## What this task involves
Copy out the full listing below as it stands, with its pictures left behind.

## Exercise input
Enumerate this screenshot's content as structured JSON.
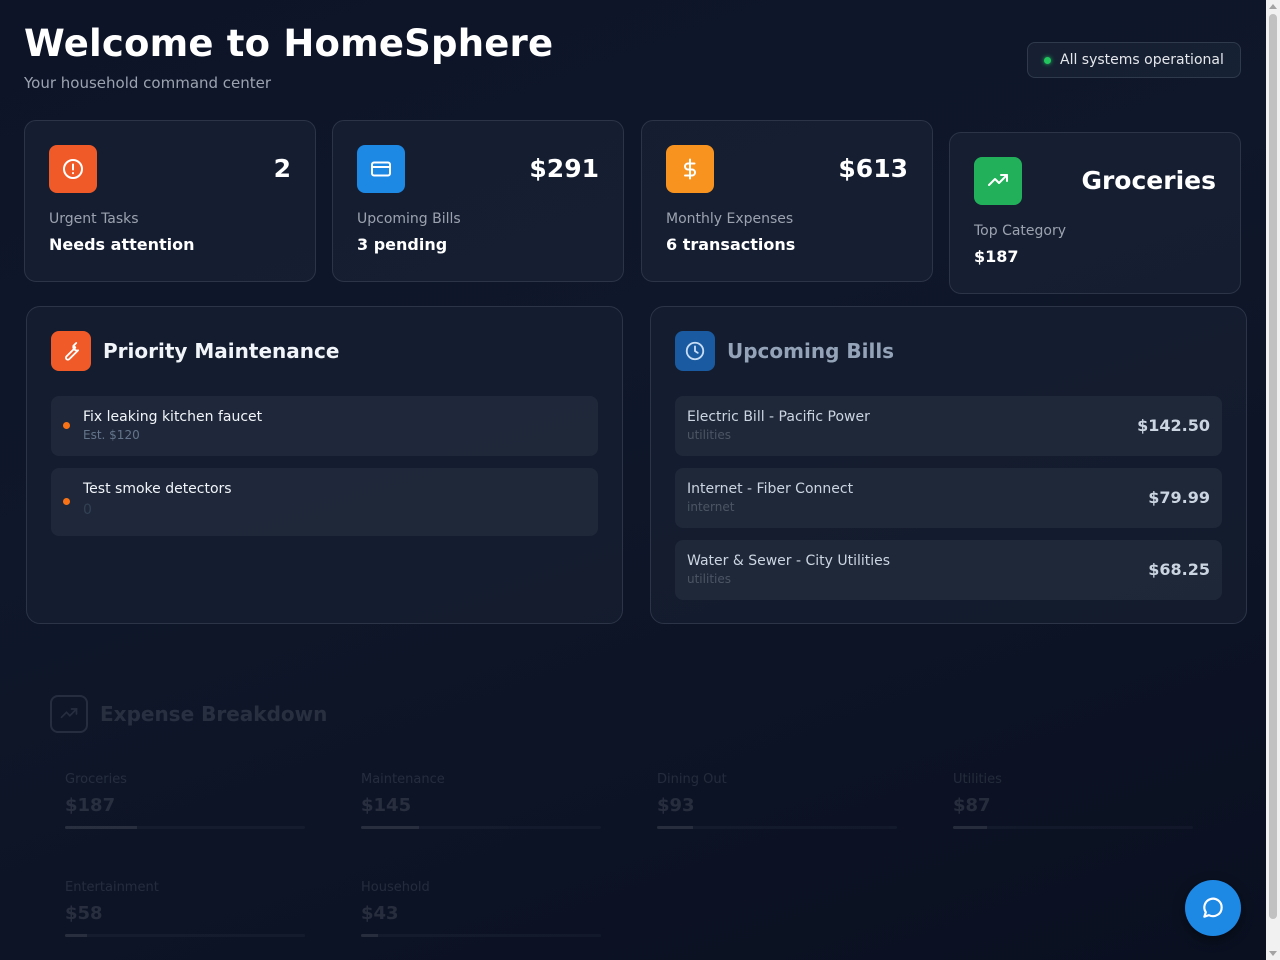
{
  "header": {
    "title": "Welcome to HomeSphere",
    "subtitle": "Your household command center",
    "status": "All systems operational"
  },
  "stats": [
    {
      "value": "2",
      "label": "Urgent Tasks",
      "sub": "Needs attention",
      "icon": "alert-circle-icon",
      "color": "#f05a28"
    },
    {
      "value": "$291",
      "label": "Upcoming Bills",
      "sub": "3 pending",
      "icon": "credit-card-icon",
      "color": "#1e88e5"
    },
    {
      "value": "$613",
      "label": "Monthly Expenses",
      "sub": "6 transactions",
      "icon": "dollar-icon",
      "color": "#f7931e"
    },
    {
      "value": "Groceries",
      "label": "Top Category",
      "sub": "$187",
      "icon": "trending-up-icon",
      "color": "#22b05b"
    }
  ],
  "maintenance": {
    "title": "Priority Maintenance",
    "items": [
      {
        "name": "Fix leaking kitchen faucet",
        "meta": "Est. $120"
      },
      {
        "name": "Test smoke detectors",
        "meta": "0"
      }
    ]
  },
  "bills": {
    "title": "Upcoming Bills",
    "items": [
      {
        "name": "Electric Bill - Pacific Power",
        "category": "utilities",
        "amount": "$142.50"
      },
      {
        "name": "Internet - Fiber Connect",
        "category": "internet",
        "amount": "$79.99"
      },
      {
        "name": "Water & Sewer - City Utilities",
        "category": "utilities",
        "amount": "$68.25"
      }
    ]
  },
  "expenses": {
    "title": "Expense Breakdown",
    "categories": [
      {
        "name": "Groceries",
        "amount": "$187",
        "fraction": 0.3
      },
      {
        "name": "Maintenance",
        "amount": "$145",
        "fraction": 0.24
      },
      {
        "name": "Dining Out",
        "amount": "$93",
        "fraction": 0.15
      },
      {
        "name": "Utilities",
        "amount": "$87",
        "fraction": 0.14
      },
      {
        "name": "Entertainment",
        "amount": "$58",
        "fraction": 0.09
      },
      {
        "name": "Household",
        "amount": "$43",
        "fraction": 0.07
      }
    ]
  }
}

## Response below
Enumerate this screenshot's content as structured JSON.
{
  "header": {
    "title": "Welcome to HomeSphere",
    "subtitle": "Your household command center",
    "status": "All systems operational"
  },
  "stats": [
    {
      "value": "2",
      "label": "Urgent Tasks",
      "sub": "Needs attention",
      "icon": "alert-circle-icon",
      "color": "#f05a28"
    },
    {
      "value": "$291",
      "label": "Upcoming Bills",
      "sub": "3 pending",
      "icon": "credit-card-icon",
      "color": "#1e88e5"
    },
    {
      "value": "$613",
      "label": "Monthly Expenses",
      "sub": "6 transactions",
      "icon": "dollar-icon",
      "color": "#f7931e"
    },
    {
      "value": "Groceries",
      "label": "Top Category",
      "sub": "$187",
      "icon": "trending-up-icon",
      "color": "#22b05b"
    }
  ],
  "maintenance": {
    "title": "Priority Maintenance",
    "items": [
      {
        "name": "Fix leaking kitchen faucet",
        "meta": "Est. $120"
      },
      {
        "name": "Test smoke detectors",
        "meta": "0"
      }
    ]
  },
  "bills": {
    "title": "Upcoming Bills",
    "items": [
      {
        "name": "Electric Bill - Pacific Power",
        "category": "utilities",
        "amount": "$142.50"
      },
      {
        "name": "Internet - Fiber Connect",
        "category": "internet",
        "amount": "$79.99"
      },
      {
        "name": "Water & Sewer - City Utilities",
        "category": "utilities",
        "amount": "$68.25"
      }
    ]
  },
  "expenses": {
    "title": "Expense Breakdown",
    "categories": [
      {
        "name": "Groceries",
        "amount": "$187",
        "fraction": 0.3
      },
      {
        "name": "Maintenance",
        "amount": "$145",
        "fraction": 0.24
      },
      {
        "name": "Dining Out",
        "amount": "$93",
        "fraction": 0.15
      },
      {
        "name": "Utilities",
        "amount": "$87",
        "fraction": 0.14
      },
      {
        "name": "Entertainment",
        "amount": "$58",
        "fraction": 0.09
      },
      {
        "name": "Household",
        "amount": "$43",
        "fraction": 0.07
      }
    ]
  }
}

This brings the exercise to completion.